- How to end a client relationship
- Outsourcing client onboarding to a central team
- How and when to establish Source of Funds
- How often an independent AML audit is required
- How to update interest policies and the de minimis amount
- Who can sign off qualifying work experience under the SQE
- Submitting DAMLs and SARs to the National Crime Agency
Recording: Click here and use passcode 3rJ+fh1^ (available for 14 days)
SRA and SDT disciplinary decisions
- James Alexander Howard – struck off for dishonestly claiming that almost £200,000 had gone missing from his personal bank account, creating false documentation to evidence the lie over the course of a year. Although the misconduct was not directly linked to his professional life, the fact that the dishonesty was planned and sustained “clearly fell within the regulator’s remit“.
- Alex Richard Guy – struck off for overcharging vulnerable clients, including bills for work as a deputy that was never done amounting to over £250,000.
- SRA to pay £38,000 costs after rebuke overturned
- Andrew Hutchinson – rebuked for continuing to practise whilst bankrupt.
- Peter John Smith – fined £7,501 for using the client account as a banking facility, by making utilities and other expenses on behalf of long standing overseas clients.
- Paul Levy – fined £5,000 for an improper transfer from client to office account (circa £3,000), in breach of the Accounts Rules.
- Adam Godwin Herbert – fined £3,400 for second drink driving conviction.
- Daniel David Pipe – struck off following conviction for attempted sexual communication with a child, caught as part of a dating app ‘sting’ operation by the police.
- Shamikh Mustasum – fined £2,975 for failing to keep proper books of account, in breach of the Accounts Rules.
- Rebecca Claire Heseltine – legal executive fined £3,500 for failing to follow her firm’s AML procedures; specifically not establishing source of funds in two residential conveyancing transactions.
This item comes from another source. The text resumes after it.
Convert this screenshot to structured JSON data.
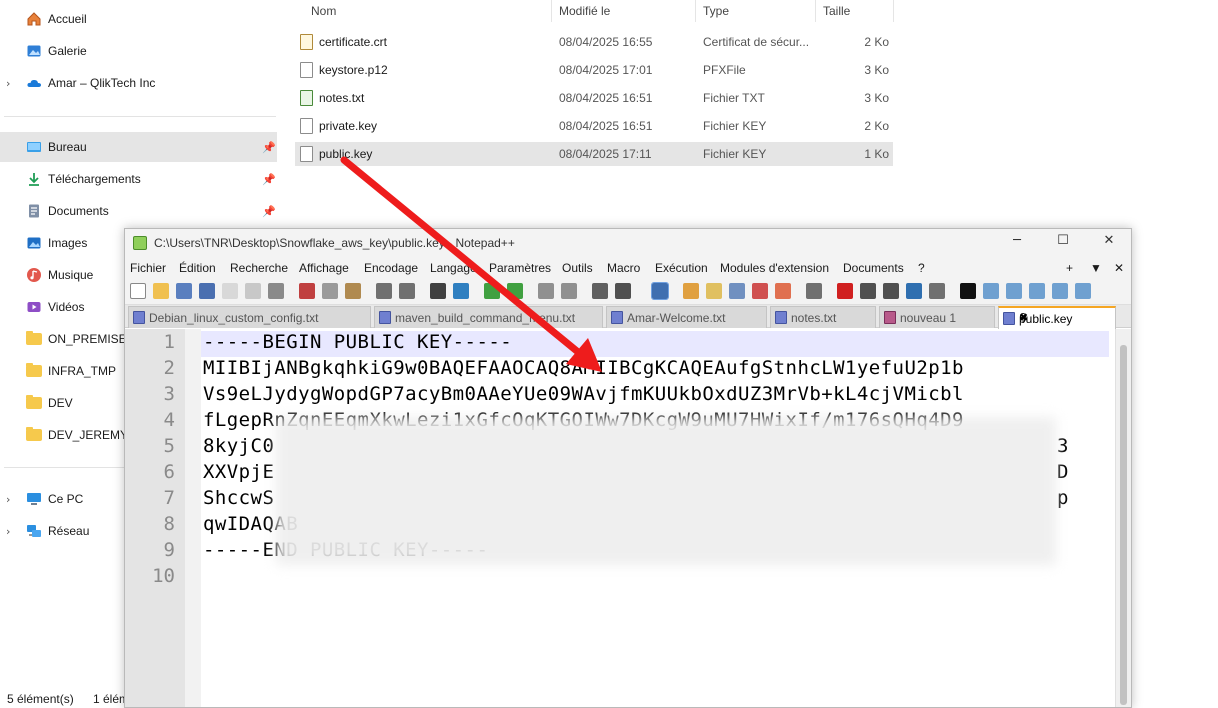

In doing so she ‘showed a wilful disregard of her regulatory obligations...[with] the potential to cause harm to others.’